Instructions to follow: Please restate each entry word for word and leave the pictures out.

Top of Input

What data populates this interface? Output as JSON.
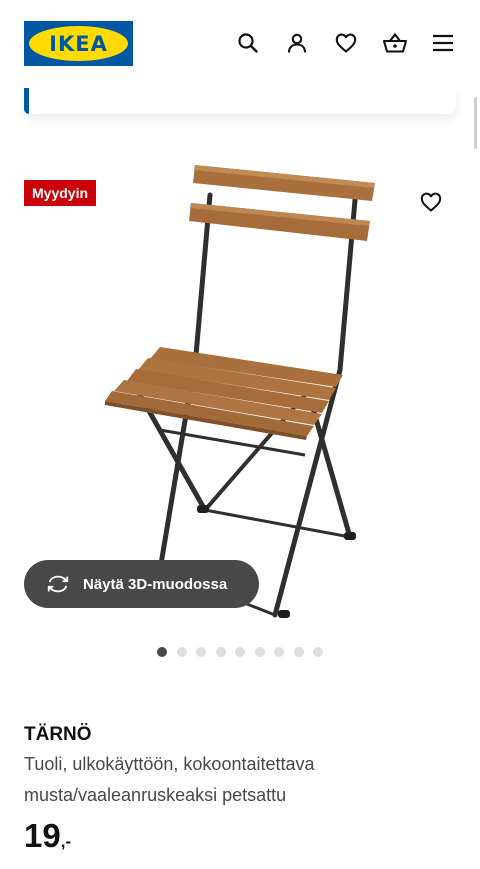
{
  "header": {
    "logo_text": "IKEA",
    "icons": [
      "search-icon",
      "user-icon",
      "heart-icon",
      "basket-icon",
      "menu-icon"
    ]
  },
  "product": {
    "badge": "Myydyin",
    "view_3d_label": "Näytä 3D-muodossa",
    "image_count": 9,
    "active_image": 1,
    "name": "TÄRNÖ",
    "description_line1": "Tuoli, ulkokäyttöön, kokoontaitettava",
    "description_line2": "musta/vaaleanruskeaksi petsattu",
    "price_integer": "19",
    "price_suffix": ",-"
  },
  "colors": {
    "brand_blue": "#0058a3",
    "brand_yellow": "#ffdb00",
    "badge_red": "#cc0008",
    "button_dark": "#484848"
  }
}
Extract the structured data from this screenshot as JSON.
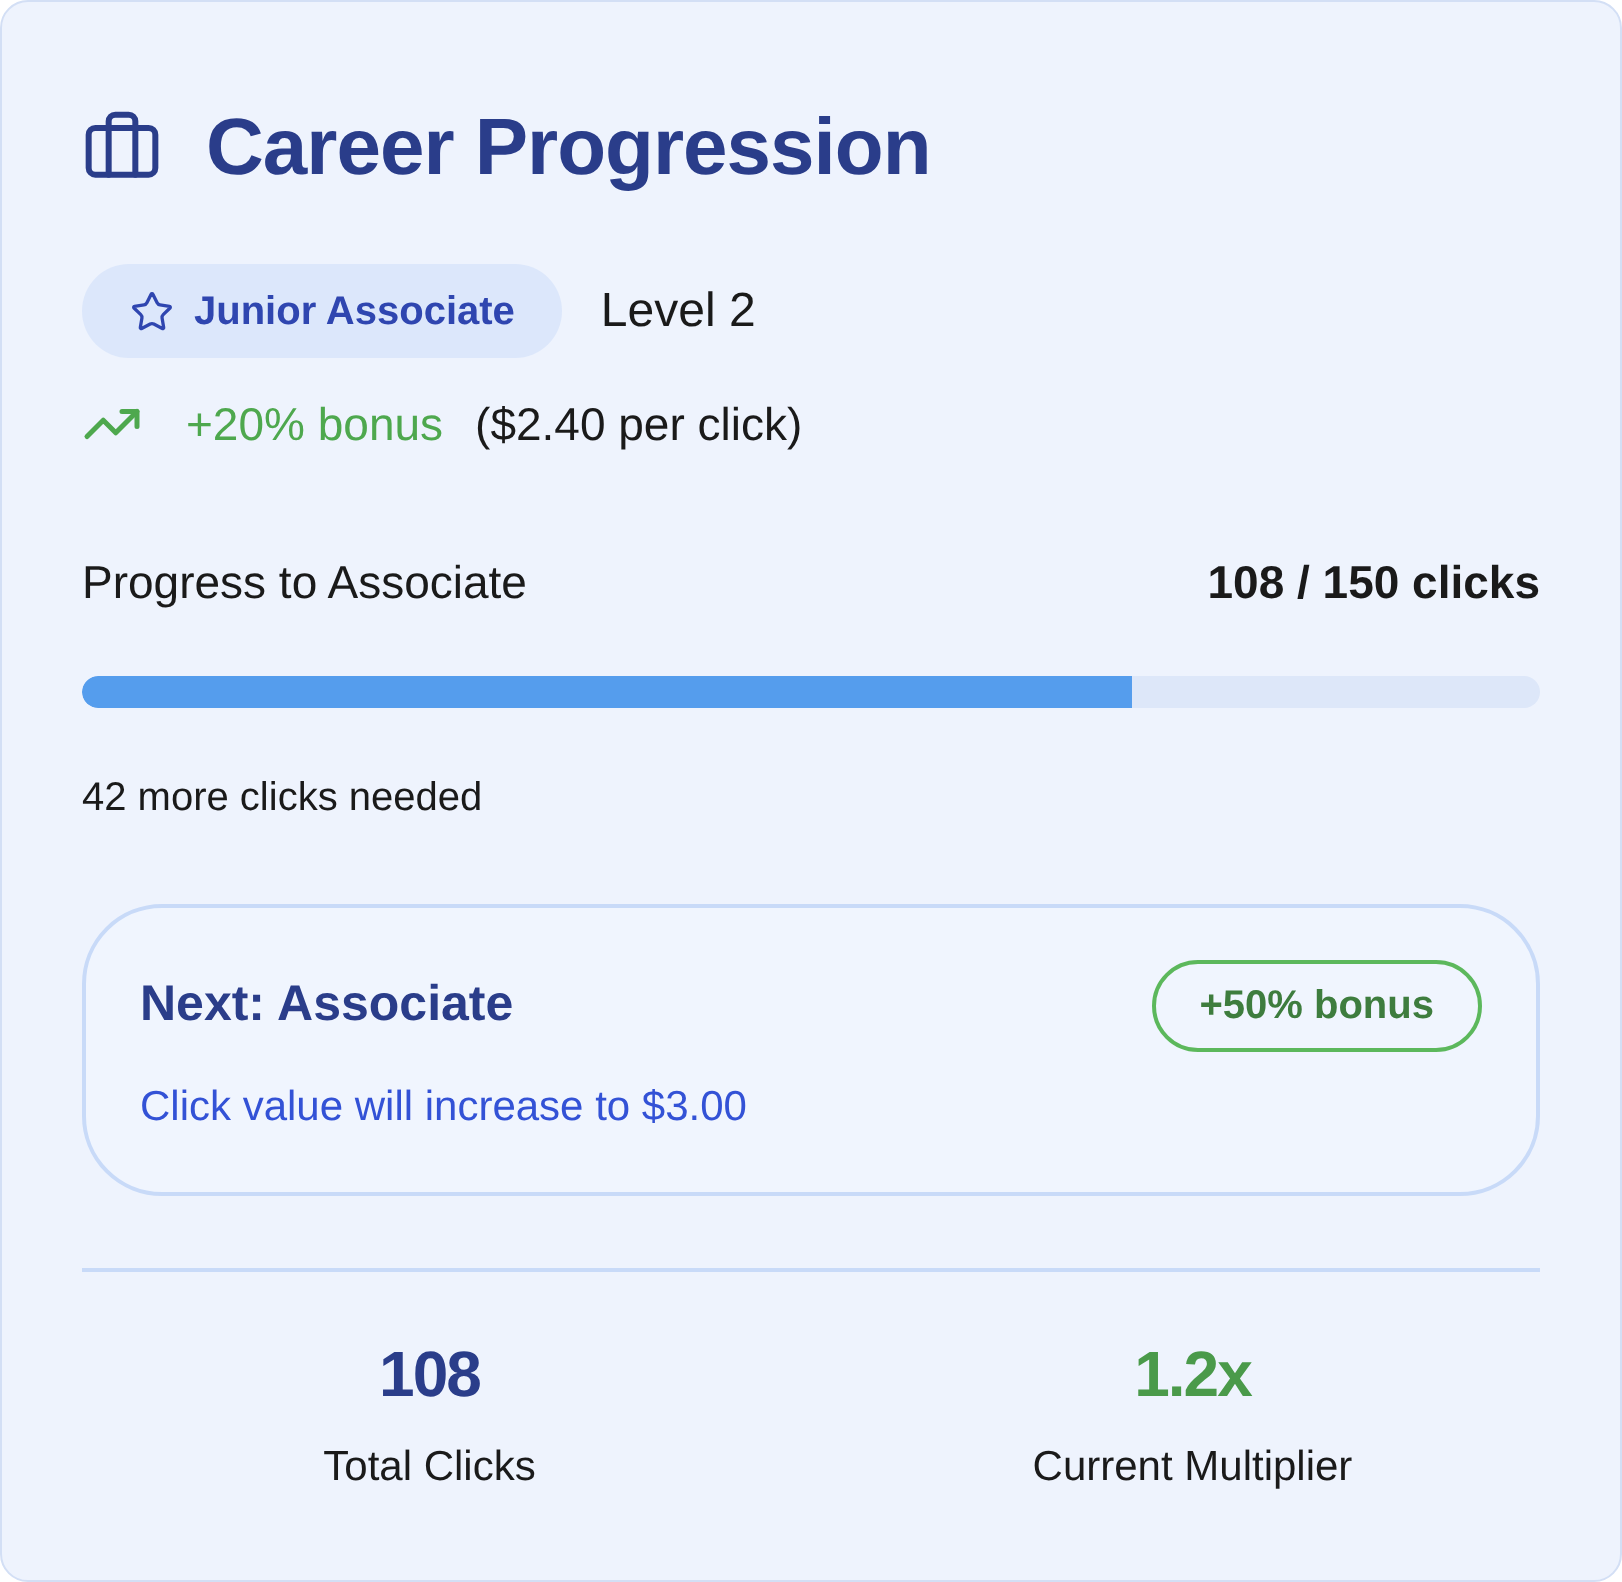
{
  "header": {
    "title": "Career Progression"
  },
  "rank": {
    "title": "Junior Associate",
    "level": "Level 2"
  },
  "bonus": {
    "value": "+20% bonus",
    "per_click": "($2.40 per click)"
  },
  "progress": {
    "label": "Progress to Associate",
    "reading": "108 / 150 clicks",
    "level": 0.72,
    "remaining": "42 more clicks needed"
  },
  "next_rank": {
    "title": "Next: Associate",
    "badge": "+50% bonus",
    "description": "Click value will increase to $3.00"
  },
  "stats": [
    {
      "kind": "count",
      "value": "108",
      "label": "Total Clicks"
    },
    {
      "kind": "multiplier",
      "value": "1.2x",
      "label": "Current Multiplier"
    }
  ]
}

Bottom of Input

Written response:
What data populates this interface? Output as JSON.
{
  "header": {
    "logo_text": "IKEA",
    "icons": [
      "search-icon",
      "user-icon",
      "heart-icon",
      "basket-icon",
      "menu-icon"
    ]
  },
  "product": {
    "badge": "Myydyin",
    "view_3d_label": "Näytä 3D-muodossa",
    "image_count": 9,
    "active_image": 1,
    "name": "TÄRNÖ",
    "description_line1": "Tuoli, ulkokäyttöön, kokoontaitettava",
    "description_line2": "musta/vaaleanruskeaksi petsattu",
    "price_integer": "19",
    "price_suffix": ",-"
  },
  "colors": {
    "brand_blue": "#0058a3",
    "brand_yellow": "#ffdb00",
    "badge_red": "#cc0008",
    "button_dark": "#484848"
  }
}
Extract the structured data from this screenshot as JSON.
{
  "header": {
    "title": "Career Progression"
  },
  "rank": {
    "title": "Junior Associate",
    "level": "Level 2"
  },
  "bonus": {
    "value": "+20% bonus",
    "per_click": "($2.40 per click)"
  },
  "progress": {
    "label": "Progress to Associate",
    "reading": "108 / 150 clicks",
    "level": 0.72,
    "remaining": "42 more clicks needed"
  },
  "next_rank": {
    "title": "Next: Associate",
    "badge": "+50% bonus",
    "description": "Click value will increase to $3.00"
  },
  "stats": [
    {
      "kind": "count",
      "value": "108",
      "label": "Total Clicks"
    },
    {
      "kind": "multiplier",
      "value": "1.2x",
      "label": "Current Multiplier"
    }
  ]
}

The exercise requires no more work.